    August 03, 2010 | Story
  • 20100728_julian-assange
    We spend the hour with Julian Assange, the founder of WikiLeaks, talking about the biggest leak in US history: the release of more than 91,000 classified military records on the war in Afghanistan. As the Pentagon announces it is launching a criminal probe into who leaked the documents, Assange asks what about investigating the "war crimes" revealed in the leaked military records? He also talks about the media, why he isn’t...
    July 28, 2010 | Story
  • Kashmir-demo
    Indian troops and police have killed fifteen people in Kashmir since June, sparking widespread protests. The Indian government has imposed a strict military curfew in the area as well as a media gag order on local journalists. The international community has remained silent on the human rights abuses in Kashmir. [includes rush transcript] Watch Part I of this conversation here

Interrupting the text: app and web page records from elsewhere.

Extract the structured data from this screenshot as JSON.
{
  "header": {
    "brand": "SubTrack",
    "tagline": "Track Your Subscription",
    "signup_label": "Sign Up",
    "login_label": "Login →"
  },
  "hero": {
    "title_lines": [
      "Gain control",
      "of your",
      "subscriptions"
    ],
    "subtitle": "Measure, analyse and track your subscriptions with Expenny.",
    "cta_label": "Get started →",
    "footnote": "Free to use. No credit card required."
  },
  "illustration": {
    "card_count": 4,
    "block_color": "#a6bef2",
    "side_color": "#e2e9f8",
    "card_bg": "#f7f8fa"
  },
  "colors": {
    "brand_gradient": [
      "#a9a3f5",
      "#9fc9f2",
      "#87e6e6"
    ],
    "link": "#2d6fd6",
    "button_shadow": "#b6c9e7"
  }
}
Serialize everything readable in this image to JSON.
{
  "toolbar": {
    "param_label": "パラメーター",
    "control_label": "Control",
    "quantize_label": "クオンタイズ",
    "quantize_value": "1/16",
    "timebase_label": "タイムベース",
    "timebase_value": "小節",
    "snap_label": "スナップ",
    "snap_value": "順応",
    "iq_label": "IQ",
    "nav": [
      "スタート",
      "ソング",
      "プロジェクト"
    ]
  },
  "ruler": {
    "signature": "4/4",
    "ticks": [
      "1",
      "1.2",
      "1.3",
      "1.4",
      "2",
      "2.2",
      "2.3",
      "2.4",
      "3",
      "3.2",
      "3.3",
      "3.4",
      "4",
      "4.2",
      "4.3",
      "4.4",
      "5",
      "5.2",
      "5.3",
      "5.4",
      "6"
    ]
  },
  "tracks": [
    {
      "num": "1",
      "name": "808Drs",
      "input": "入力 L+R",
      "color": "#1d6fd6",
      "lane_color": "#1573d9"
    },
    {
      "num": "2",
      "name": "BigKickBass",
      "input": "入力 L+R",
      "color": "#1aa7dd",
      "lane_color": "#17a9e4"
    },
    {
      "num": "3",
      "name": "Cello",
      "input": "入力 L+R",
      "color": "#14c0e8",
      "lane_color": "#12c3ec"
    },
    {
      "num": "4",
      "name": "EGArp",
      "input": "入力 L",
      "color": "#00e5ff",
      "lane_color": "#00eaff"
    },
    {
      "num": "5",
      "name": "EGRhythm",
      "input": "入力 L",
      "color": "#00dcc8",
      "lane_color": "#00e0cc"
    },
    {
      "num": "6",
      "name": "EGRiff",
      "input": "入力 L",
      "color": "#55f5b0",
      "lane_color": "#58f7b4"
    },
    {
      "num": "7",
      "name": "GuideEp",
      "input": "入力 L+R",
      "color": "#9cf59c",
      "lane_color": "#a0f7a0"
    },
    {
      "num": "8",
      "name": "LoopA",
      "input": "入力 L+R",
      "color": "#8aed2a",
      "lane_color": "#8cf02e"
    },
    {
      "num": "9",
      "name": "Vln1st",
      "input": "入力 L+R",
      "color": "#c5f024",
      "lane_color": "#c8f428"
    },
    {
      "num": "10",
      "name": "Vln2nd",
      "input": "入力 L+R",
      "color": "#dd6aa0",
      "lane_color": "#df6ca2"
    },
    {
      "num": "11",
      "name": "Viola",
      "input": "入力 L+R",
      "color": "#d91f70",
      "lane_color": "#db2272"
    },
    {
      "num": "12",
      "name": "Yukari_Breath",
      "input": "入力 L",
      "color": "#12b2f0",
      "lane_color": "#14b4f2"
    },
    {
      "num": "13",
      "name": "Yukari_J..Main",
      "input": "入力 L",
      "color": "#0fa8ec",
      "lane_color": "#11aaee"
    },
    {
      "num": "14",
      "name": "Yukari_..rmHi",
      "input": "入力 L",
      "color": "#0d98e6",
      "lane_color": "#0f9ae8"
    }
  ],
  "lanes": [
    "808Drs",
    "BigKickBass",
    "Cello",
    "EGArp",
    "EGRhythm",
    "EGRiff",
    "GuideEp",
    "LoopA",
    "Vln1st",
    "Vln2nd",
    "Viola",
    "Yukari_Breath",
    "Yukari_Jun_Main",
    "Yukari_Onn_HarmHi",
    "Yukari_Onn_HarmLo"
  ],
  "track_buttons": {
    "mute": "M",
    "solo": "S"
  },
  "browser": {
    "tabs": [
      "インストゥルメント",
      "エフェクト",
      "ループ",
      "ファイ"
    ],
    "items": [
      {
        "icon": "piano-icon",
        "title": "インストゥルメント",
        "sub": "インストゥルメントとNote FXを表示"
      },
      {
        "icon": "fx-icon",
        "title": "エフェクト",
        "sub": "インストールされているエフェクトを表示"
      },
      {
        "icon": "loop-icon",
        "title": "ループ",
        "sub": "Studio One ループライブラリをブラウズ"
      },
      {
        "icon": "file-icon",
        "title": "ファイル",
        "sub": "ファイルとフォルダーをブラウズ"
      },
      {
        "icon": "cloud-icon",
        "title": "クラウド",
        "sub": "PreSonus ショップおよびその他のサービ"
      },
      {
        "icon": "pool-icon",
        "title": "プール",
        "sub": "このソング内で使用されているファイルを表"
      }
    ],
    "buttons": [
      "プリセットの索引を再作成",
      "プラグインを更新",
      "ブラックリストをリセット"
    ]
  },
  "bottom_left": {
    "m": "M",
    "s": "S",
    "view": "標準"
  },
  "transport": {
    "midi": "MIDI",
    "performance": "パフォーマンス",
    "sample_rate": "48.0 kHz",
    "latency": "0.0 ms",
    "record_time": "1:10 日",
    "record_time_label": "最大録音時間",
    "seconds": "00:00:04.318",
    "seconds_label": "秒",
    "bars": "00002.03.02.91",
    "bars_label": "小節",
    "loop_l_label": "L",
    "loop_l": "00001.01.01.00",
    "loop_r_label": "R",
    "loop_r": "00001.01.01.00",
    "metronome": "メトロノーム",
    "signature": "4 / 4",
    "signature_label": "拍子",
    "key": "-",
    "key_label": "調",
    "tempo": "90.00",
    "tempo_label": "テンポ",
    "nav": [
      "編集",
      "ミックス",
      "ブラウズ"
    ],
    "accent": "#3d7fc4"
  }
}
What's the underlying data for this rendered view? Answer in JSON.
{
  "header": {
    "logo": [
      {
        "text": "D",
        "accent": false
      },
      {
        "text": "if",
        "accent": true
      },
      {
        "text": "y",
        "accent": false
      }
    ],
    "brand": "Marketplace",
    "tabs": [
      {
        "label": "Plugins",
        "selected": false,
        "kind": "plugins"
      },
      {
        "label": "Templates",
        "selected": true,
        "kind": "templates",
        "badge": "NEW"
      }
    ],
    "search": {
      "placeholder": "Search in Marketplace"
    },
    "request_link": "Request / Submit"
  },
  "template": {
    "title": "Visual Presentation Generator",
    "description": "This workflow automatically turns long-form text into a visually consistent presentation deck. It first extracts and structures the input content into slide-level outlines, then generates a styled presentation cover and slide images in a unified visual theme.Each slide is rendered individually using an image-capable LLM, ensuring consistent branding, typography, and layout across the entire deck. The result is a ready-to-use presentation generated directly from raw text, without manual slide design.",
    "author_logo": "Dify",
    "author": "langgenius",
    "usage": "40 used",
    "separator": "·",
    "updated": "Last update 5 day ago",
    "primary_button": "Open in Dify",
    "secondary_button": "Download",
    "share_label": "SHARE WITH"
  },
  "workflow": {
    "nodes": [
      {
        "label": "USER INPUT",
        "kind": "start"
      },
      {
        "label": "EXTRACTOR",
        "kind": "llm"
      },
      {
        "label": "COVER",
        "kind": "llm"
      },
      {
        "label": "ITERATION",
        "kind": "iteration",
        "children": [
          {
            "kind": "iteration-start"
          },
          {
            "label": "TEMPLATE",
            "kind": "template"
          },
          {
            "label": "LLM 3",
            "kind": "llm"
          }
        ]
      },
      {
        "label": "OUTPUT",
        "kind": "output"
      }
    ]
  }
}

    July 21, 2010 | Web Exclusive
  • Peer
    Indian troops and police have killed fifteen people in Kashmir since June, sparking widespread protests. The Indian government has imposed a strict military curfew in the area as well as a media gag order on local journalists. The international community has remained silent on the human rights abuses in Kashmir. We speak with Kashmiri journalist Basharat Peer, author of Curfewed Night: A Frontline Memoir of Life, Love and War in Kashmir....
    July 21, 2010 | Story
  • Amys_column_default_640x360_2014
    The U.S. Coast Guard has announced new rules keeping the public, including photographers and reporters covering the BP Oil Spill, from coming within 65 feet of any response vessels or booms on the water or on beaches. Violators could face a fine of up to $40,000 and felony charges.
    July 07, 2010 | Columns & Articles
  • Jon-pilger
    It’s been a week since Rolling Stone published its article on General Stanley McChrystal that eventually led to him being fired by President Obama. Since the article came out, Rolling Stone and the reporter who broke the story, Michael Hastings, have come under attack in the mainstream media for violating the so-called "ground rules" of journalism. But the investigative journalist and documentary filmmaker John Pilger says...
    June 29, 2010 | Story